**Work instructions:** Each line of the data below that contains "name" must be copied.

**Dataset rows describing interfaces:**
☆ ☆ ☆ ☆

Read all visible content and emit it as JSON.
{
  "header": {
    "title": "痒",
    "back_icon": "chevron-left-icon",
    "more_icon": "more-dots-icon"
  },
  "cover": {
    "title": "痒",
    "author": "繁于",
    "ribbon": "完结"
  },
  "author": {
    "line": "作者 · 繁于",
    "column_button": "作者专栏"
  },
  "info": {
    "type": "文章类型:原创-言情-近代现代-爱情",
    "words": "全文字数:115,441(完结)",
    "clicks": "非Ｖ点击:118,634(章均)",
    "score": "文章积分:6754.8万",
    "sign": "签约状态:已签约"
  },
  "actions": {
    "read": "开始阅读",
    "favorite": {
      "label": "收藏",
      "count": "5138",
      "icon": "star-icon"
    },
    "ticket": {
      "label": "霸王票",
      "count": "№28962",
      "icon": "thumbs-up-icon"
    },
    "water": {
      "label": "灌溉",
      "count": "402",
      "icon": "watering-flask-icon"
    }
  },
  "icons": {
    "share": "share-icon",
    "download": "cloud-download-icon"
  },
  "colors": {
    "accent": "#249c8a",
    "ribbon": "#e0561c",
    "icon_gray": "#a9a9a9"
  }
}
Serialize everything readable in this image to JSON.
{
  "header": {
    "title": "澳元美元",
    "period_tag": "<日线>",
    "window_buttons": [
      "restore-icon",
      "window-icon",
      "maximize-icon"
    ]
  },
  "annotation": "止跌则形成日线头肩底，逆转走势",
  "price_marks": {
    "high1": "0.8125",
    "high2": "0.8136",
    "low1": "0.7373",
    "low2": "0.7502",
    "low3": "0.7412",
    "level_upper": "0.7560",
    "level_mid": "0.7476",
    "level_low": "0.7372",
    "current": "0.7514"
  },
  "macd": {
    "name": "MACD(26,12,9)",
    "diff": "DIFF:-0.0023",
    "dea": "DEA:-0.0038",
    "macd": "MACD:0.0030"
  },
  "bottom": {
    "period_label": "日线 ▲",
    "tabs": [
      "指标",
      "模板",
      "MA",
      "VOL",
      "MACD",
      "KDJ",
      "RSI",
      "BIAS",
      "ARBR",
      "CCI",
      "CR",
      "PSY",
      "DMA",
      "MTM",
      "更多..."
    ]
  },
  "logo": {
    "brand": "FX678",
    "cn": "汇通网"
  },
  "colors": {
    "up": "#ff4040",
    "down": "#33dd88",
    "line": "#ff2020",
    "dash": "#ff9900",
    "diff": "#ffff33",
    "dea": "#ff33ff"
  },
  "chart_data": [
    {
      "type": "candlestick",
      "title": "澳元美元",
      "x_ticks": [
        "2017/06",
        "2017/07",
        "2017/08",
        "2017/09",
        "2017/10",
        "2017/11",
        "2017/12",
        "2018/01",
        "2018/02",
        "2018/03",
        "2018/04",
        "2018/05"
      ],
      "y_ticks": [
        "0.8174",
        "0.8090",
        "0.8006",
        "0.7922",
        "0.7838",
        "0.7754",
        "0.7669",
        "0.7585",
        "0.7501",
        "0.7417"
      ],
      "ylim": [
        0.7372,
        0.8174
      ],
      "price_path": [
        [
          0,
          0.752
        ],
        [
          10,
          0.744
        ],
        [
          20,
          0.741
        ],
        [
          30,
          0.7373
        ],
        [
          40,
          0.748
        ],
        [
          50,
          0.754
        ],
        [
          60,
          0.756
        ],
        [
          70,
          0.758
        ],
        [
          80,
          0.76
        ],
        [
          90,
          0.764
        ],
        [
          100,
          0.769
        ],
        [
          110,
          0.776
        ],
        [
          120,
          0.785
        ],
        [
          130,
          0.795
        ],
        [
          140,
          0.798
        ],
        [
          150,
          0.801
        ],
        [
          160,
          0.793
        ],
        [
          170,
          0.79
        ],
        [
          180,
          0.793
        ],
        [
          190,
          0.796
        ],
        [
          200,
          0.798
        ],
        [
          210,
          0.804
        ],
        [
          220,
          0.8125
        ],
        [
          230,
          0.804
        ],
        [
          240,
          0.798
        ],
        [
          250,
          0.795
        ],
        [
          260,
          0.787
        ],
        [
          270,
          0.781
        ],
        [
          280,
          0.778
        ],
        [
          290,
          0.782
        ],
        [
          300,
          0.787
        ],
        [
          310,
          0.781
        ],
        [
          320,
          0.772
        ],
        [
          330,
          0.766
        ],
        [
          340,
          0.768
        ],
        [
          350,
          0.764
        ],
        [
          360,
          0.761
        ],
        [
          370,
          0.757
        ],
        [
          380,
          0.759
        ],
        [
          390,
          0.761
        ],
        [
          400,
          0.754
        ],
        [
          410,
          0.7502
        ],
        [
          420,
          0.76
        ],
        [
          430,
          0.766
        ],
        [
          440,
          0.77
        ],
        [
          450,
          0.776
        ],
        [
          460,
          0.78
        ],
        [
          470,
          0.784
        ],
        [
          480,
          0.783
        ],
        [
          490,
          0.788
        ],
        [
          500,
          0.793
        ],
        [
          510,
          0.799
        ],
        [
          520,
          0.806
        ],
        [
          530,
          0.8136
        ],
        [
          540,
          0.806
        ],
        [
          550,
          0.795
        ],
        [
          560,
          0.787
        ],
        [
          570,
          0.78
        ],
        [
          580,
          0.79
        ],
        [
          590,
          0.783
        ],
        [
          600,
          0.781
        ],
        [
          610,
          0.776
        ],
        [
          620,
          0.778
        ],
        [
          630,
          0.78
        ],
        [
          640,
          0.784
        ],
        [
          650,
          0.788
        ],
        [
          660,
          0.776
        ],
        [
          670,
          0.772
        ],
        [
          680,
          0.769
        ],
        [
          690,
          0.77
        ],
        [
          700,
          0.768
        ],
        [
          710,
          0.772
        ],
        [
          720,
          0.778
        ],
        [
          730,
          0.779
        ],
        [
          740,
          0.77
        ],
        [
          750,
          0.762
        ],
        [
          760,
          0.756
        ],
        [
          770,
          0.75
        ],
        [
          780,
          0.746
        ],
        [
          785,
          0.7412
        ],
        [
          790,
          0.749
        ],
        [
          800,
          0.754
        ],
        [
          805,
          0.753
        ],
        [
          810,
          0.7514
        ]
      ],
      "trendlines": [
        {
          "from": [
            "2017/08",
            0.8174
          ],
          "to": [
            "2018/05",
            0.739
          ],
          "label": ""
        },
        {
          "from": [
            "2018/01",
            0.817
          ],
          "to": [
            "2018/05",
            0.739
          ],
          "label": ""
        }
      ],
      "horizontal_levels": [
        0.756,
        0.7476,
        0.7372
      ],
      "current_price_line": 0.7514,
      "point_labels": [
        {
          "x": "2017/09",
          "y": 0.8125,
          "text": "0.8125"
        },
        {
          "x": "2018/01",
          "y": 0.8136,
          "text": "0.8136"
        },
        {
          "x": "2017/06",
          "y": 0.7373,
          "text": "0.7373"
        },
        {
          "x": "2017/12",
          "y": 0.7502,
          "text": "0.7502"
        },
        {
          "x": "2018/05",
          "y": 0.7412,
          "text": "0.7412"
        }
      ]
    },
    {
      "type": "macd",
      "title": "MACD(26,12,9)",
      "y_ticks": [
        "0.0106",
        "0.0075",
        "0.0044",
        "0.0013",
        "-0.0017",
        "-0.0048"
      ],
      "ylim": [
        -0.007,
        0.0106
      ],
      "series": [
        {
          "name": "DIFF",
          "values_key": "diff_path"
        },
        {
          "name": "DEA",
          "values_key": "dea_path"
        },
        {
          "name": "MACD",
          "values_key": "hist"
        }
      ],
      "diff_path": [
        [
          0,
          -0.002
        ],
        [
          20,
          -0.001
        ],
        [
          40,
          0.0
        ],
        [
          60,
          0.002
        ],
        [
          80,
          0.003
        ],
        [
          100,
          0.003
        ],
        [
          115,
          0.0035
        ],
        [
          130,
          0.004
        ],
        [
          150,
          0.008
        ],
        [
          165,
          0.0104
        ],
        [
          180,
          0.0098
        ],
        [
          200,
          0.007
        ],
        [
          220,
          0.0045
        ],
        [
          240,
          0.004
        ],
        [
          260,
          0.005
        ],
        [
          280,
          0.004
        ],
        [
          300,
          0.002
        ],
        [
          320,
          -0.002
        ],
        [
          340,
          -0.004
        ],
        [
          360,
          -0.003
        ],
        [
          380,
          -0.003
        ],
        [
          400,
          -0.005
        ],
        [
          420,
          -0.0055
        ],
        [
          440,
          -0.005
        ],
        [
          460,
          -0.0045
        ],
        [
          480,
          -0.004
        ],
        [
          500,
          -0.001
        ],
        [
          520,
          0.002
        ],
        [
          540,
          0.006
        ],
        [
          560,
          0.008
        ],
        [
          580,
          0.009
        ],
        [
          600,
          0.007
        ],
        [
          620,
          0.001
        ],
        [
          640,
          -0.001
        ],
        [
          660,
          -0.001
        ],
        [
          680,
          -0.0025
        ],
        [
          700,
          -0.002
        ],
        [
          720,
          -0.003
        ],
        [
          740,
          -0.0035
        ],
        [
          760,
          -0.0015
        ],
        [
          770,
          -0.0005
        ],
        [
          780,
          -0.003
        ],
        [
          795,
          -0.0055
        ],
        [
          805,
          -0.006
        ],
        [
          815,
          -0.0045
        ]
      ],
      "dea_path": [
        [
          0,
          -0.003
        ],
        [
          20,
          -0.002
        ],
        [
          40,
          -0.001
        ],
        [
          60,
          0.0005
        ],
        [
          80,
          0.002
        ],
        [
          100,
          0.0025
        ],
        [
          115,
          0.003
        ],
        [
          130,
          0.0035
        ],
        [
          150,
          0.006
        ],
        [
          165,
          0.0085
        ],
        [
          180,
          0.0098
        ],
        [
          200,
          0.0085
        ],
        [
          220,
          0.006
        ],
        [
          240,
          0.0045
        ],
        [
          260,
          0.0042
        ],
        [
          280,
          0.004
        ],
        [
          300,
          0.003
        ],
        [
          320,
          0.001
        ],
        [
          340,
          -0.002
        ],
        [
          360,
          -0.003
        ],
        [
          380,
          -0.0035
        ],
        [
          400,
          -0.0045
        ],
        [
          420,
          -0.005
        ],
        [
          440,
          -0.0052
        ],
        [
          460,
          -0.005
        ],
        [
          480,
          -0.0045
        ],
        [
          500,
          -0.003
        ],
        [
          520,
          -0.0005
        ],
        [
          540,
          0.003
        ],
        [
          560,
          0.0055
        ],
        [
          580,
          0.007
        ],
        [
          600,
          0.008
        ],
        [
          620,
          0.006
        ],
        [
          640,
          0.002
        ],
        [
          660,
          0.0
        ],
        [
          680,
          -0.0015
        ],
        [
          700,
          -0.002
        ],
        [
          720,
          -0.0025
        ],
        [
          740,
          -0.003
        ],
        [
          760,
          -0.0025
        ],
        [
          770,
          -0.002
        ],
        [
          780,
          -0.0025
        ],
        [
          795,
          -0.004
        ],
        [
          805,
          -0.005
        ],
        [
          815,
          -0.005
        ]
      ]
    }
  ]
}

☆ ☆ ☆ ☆

**Answer box:**
    "name": "MACD(26,12,9)",
          "name": "DIFF",
          "name": "DEA",
          "name": "MACD",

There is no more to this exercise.